--- Data section ---

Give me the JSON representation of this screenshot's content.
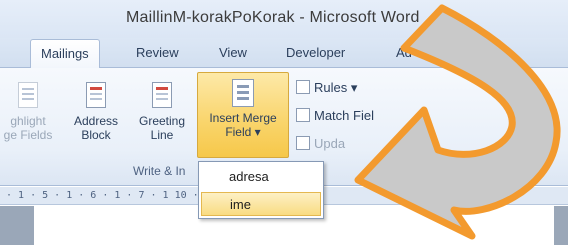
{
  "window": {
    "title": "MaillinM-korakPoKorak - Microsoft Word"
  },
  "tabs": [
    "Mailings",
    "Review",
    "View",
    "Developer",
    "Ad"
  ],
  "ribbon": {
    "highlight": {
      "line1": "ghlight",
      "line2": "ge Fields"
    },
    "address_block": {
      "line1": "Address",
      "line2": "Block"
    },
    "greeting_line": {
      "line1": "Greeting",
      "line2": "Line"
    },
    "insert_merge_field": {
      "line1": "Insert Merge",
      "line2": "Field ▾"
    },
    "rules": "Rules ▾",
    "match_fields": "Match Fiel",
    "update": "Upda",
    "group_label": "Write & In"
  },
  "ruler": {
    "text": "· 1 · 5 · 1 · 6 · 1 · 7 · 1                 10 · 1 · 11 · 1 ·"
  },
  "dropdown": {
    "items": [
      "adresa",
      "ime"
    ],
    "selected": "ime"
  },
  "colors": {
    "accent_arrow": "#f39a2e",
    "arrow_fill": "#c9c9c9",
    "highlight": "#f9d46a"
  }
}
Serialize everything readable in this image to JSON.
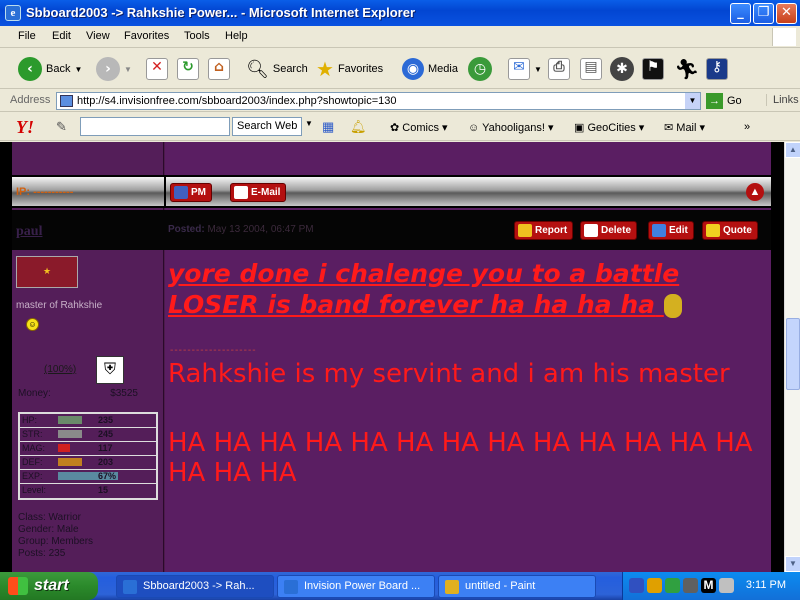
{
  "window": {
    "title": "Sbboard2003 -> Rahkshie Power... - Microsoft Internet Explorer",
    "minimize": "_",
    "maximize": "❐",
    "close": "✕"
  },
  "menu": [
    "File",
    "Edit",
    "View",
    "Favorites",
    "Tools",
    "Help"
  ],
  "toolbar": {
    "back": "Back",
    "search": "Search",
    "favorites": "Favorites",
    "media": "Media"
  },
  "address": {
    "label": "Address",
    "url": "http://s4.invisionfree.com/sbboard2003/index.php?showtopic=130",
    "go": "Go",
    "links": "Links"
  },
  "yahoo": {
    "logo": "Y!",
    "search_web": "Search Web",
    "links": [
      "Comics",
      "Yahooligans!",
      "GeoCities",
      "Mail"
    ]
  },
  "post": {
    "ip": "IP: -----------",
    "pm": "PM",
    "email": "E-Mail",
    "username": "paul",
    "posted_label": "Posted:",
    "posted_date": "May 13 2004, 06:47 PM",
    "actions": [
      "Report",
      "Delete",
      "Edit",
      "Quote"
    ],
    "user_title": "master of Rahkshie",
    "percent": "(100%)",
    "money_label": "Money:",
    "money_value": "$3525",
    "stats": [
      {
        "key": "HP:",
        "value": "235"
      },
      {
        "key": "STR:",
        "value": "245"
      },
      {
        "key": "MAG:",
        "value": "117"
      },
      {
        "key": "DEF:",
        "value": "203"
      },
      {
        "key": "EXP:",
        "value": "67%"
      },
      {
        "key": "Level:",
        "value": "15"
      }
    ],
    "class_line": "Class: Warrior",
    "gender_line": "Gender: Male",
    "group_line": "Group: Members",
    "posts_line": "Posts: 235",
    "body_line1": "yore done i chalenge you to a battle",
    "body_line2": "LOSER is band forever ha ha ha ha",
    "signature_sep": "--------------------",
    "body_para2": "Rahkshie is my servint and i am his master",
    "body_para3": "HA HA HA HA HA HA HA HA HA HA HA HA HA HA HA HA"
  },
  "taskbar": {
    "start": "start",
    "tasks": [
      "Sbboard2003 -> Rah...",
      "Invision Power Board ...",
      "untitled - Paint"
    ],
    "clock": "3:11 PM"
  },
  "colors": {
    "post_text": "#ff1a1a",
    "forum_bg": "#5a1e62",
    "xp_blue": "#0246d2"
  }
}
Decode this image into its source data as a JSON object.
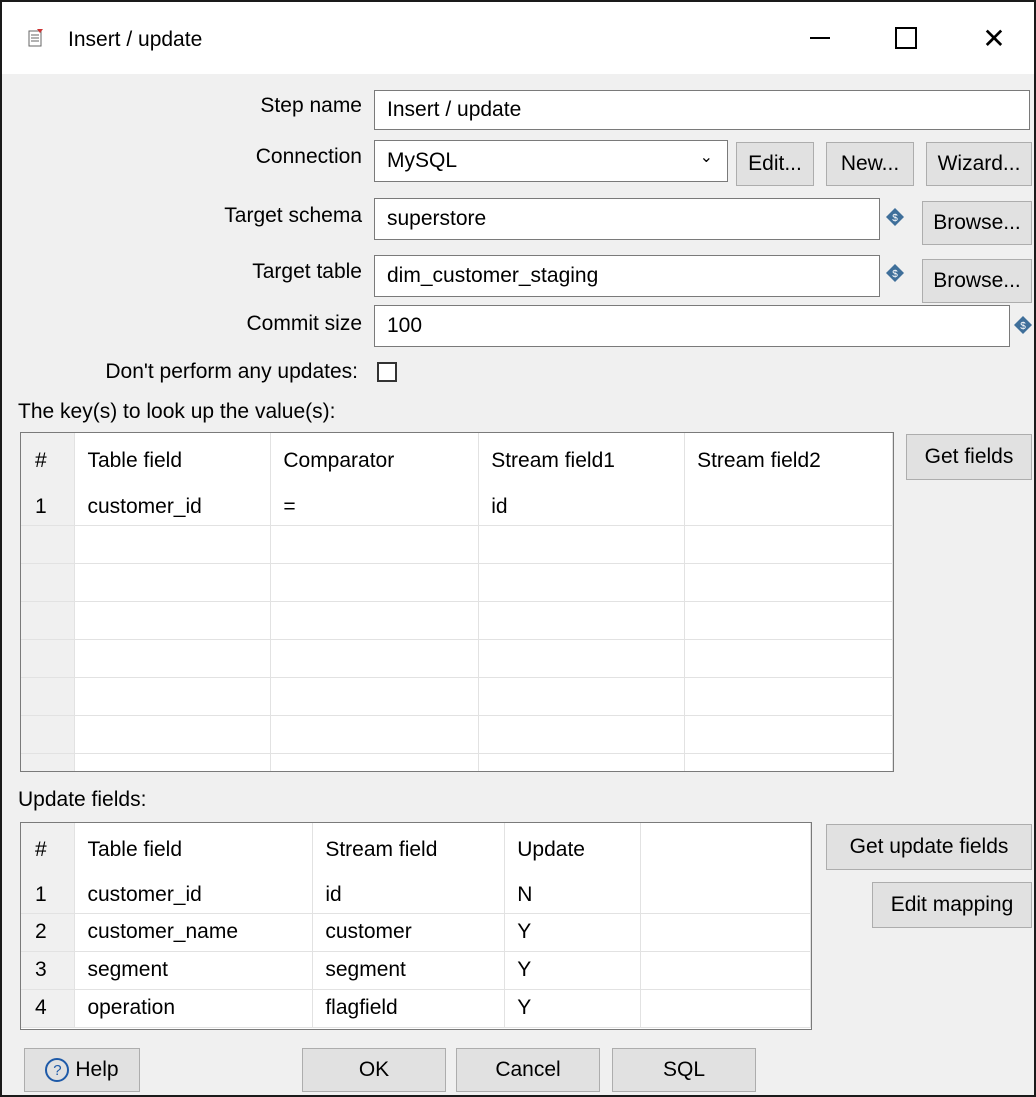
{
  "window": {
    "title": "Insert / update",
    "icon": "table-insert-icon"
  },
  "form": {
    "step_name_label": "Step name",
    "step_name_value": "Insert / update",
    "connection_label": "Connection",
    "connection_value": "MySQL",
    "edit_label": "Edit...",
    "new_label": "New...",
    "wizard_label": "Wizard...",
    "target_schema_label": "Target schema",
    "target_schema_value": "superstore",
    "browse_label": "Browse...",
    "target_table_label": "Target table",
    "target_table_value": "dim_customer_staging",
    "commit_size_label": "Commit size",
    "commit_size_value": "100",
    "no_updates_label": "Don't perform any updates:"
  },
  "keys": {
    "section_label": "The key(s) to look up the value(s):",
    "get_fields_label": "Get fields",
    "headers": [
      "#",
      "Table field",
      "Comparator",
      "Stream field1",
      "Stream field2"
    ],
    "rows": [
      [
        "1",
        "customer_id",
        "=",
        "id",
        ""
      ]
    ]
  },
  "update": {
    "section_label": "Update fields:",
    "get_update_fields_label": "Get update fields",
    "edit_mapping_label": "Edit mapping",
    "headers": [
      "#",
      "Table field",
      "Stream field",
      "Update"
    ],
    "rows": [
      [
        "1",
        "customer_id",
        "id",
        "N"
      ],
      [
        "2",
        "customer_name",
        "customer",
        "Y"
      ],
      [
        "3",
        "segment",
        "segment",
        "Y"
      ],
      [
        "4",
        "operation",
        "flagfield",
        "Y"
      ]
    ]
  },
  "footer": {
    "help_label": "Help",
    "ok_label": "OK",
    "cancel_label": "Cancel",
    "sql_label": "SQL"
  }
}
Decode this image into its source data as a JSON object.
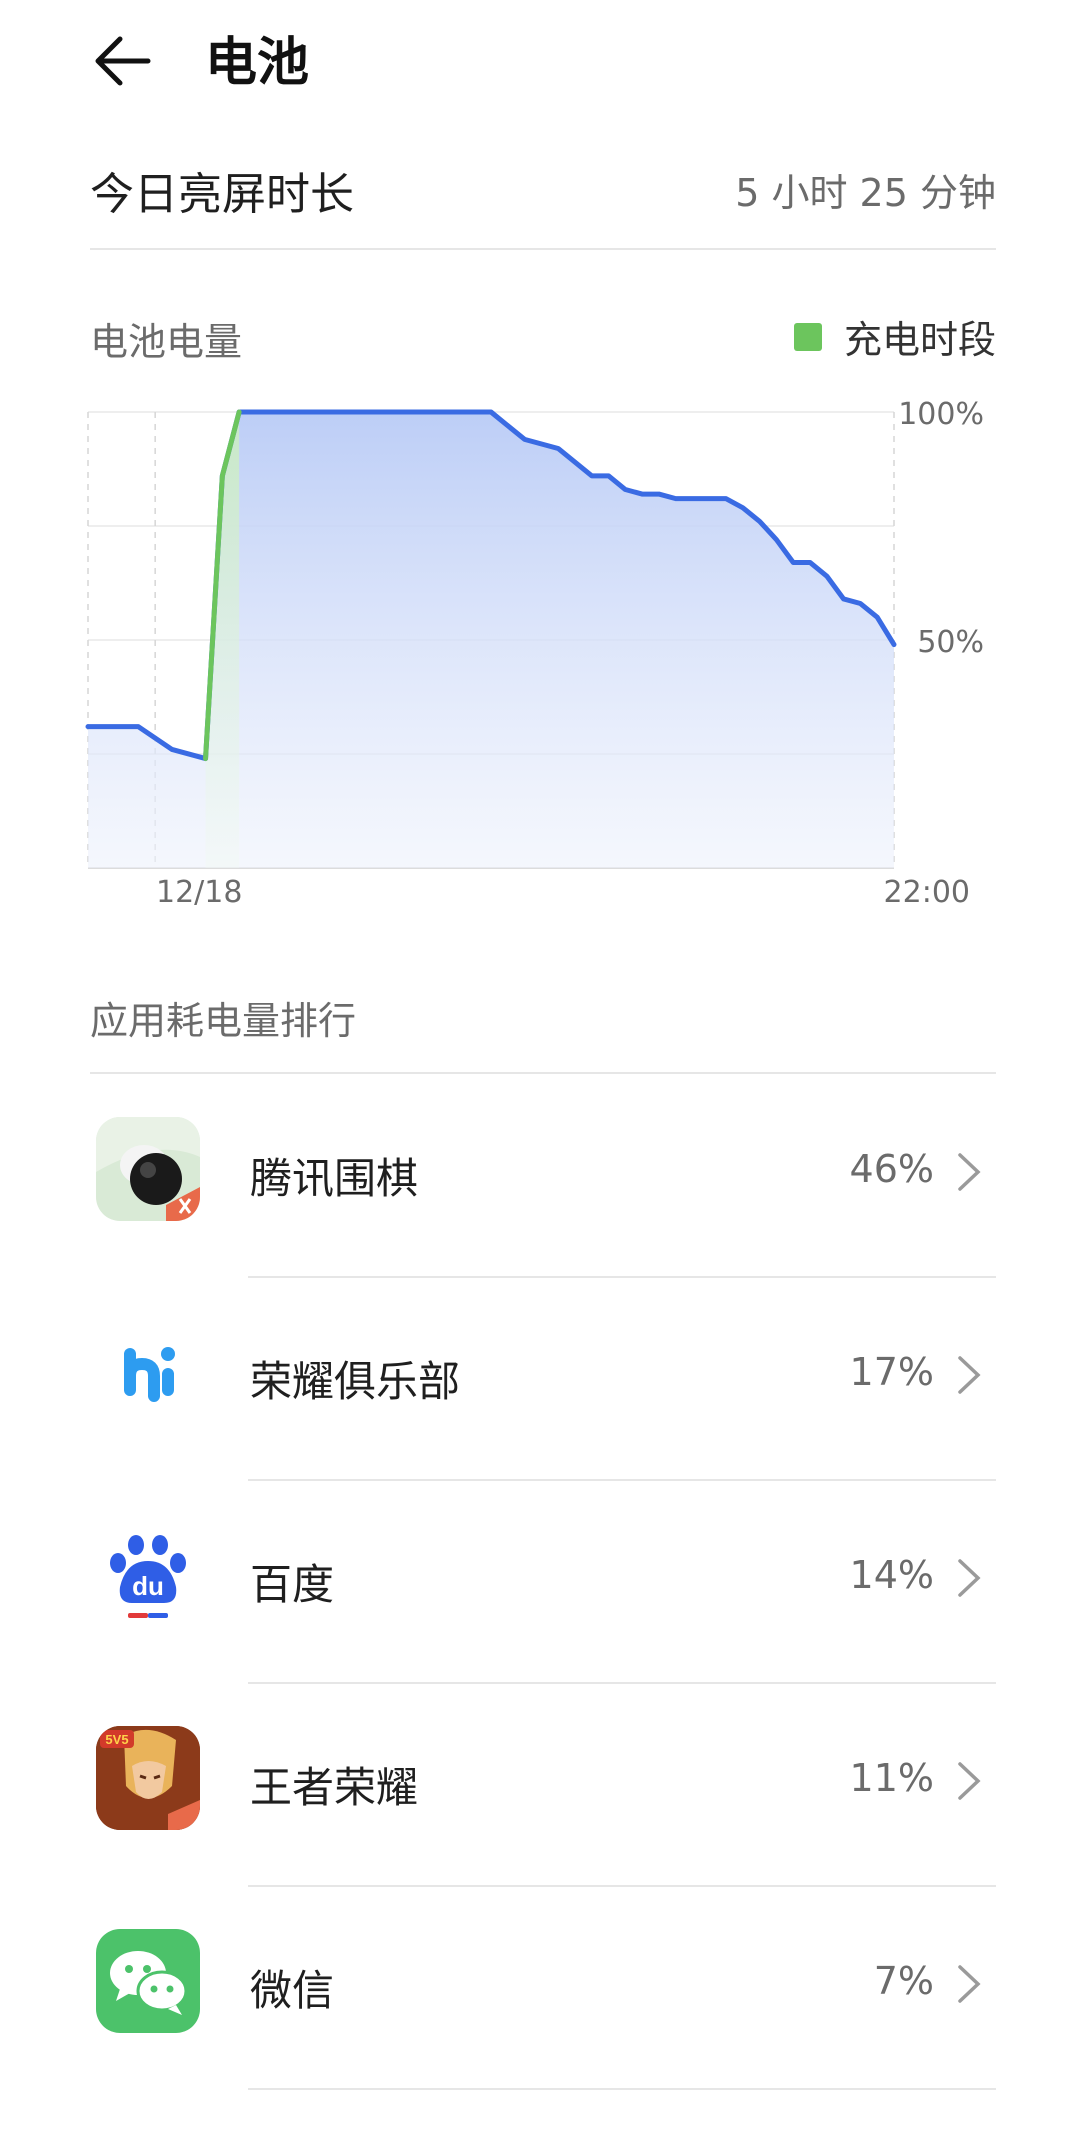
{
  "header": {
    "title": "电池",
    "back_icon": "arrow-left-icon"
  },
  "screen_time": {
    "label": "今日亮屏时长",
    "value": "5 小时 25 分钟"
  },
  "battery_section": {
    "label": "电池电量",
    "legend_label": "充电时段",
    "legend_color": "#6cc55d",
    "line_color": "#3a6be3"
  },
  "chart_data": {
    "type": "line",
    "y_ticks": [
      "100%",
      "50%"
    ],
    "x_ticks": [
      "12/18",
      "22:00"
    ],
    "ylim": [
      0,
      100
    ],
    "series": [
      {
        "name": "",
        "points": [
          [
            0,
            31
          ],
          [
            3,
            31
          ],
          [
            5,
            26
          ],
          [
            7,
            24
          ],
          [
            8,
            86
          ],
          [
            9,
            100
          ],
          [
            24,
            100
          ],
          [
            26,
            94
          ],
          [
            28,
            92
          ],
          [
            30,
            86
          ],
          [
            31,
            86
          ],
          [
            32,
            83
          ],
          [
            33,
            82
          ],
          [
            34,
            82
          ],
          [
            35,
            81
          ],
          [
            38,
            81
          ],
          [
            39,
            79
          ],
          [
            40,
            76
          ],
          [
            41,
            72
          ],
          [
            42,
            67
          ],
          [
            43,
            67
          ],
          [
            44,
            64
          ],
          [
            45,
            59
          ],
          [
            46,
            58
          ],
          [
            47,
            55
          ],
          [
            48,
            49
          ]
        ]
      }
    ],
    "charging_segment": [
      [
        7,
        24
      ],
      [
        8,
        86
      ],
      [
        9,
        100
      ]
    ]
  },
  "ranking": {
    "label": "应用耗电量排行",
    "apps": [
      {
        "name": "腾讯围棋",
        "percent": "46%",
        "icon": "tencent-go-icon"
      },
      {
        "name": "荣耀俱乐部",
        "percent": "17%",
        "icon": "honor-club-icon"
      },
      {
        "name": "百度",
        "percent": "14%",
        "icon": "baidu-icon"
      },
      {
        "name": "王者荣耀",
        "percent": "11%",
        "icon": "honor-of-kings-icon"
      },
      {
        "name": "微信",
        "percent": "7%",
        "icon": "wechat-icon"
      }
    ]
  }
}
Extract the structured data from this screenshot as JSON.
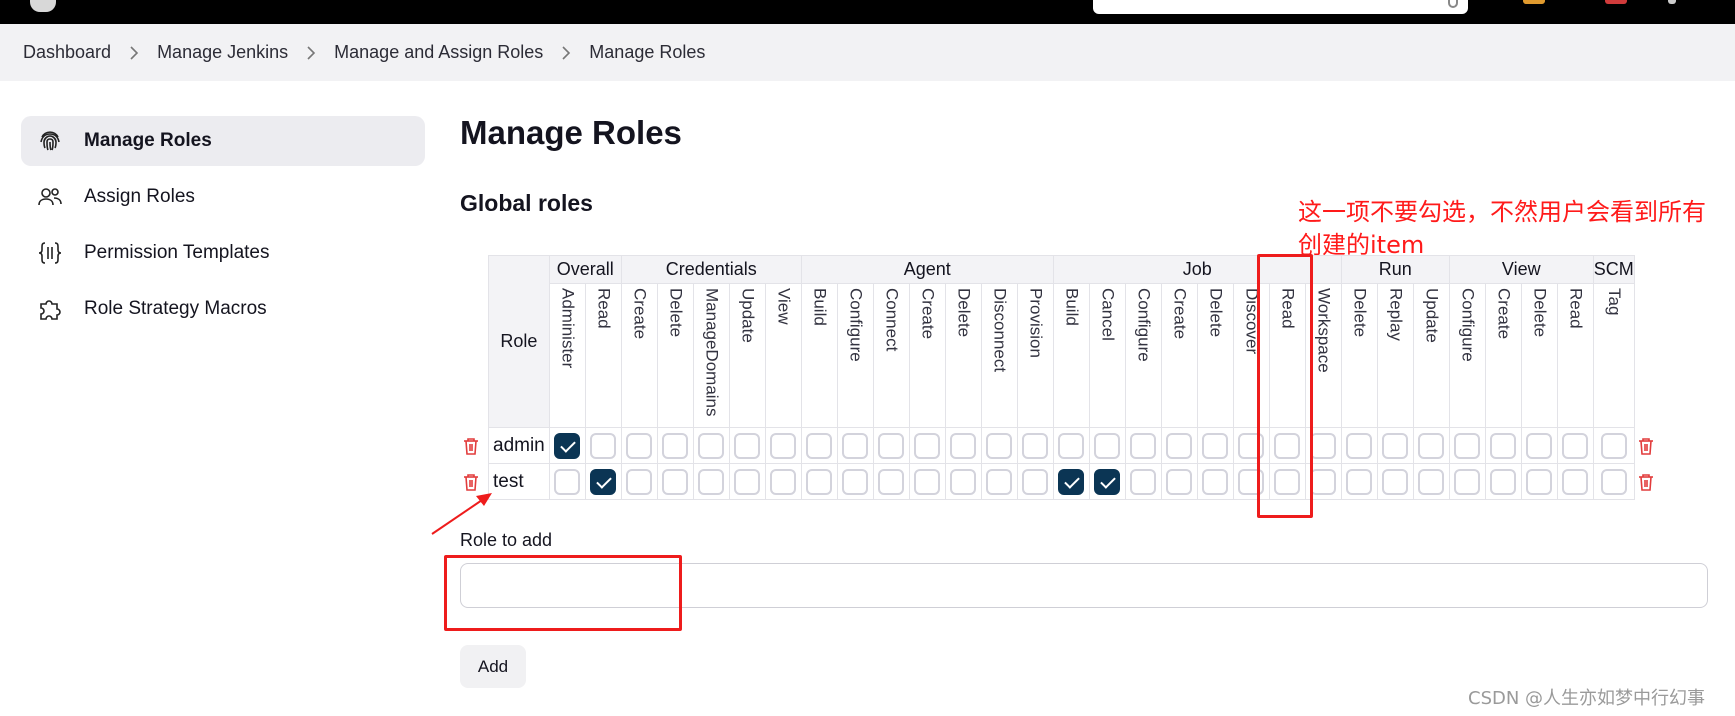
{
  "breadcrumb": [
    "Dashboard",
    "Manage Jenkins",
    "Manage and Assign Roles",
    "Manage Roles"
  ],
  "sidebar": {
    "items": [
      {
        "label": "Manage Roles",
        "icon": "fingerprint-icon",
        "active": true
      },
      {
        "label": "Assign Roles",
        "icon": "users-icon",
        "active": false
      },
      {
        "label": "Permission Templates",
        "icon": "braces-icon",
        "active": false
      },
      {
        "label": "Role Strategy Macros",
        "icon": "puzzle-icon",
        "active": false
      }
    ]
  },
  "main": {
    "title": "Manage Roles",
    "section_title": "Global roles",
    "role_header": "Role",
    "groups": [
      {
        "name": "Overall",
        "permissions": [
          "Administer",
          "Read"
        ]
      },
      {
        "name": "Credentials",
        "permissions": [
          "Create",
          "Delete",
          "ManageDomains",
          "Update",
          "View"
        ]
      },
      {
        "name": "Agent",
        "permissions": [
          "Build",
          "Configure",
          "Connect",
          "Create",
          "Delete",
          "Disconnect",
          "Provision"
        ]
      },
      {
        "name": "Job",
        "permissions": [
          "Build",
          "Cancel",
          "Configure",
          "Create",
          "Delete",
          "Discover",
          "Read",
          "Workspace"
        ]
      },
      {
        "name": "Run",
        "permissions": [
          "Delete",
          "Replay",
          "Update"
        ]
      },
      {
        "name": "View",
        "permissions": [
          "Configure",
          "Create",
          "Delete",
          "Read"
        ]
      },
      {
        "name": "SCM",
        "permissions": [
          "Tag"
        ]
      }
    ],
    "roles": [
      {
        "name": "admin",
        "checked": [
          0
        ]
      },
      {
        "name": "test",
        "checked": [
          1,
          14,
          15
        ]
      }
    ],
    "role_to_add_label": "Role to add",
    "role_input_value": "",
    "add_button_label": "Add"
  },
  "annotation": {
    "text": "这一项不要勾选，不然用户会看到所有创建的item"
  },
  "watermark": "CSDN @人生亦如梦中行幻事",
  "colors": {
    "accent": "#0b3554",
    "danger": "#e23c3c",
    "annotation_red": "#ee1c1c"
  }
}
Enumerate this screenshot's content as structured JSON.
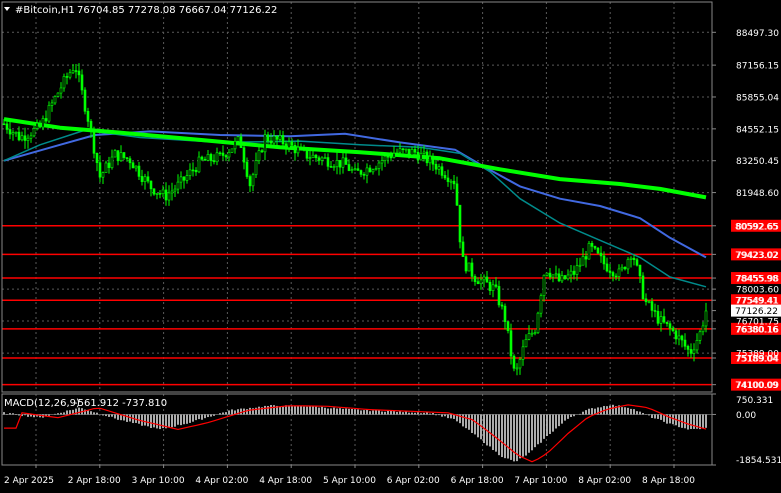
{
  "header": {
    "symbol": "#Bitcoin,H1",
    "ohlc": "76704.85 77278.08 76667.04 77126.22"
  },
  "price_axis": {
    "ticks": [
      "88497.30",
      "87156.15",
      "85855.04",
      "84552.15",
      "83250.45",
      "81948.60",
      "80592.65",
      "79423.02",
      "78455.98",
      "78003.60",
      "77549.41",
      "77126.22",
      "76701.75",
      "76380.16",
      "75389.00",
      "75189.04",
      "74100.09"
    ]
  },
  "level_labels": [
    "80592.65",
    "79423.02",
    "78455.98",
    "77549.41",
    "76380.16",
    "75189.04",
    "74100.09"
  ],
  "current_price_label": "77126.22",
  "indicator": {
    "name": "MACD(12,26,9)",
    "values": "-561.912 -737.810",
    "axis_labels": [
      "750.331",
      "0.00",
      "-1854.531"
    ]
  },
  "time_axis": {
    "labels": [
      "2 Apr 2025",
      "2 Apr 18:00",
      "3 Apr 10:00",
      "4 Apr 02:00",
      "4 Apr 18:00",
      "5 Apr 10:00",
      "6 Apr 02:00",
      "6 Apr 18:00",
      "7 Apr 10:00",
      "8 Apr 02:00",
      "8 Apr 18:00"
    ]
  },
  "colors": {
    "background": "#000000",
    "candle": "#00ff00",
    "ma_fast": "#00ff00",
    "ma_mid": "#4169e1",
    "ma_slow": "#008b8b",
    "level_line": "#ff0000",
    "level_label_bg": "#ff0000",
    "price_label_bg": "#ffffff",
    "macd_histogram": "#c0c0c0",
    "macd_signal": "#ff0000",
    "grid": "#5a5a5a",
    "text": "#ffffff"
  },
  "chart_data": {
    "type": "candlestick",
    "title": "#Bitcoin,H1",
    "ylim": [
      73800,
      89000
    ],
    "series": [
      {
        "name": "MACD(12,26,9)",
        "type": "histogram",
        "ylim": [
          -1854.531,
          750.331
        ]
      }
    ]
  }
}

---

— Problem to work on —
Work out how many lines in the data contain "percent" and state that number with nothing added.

— Response area —
6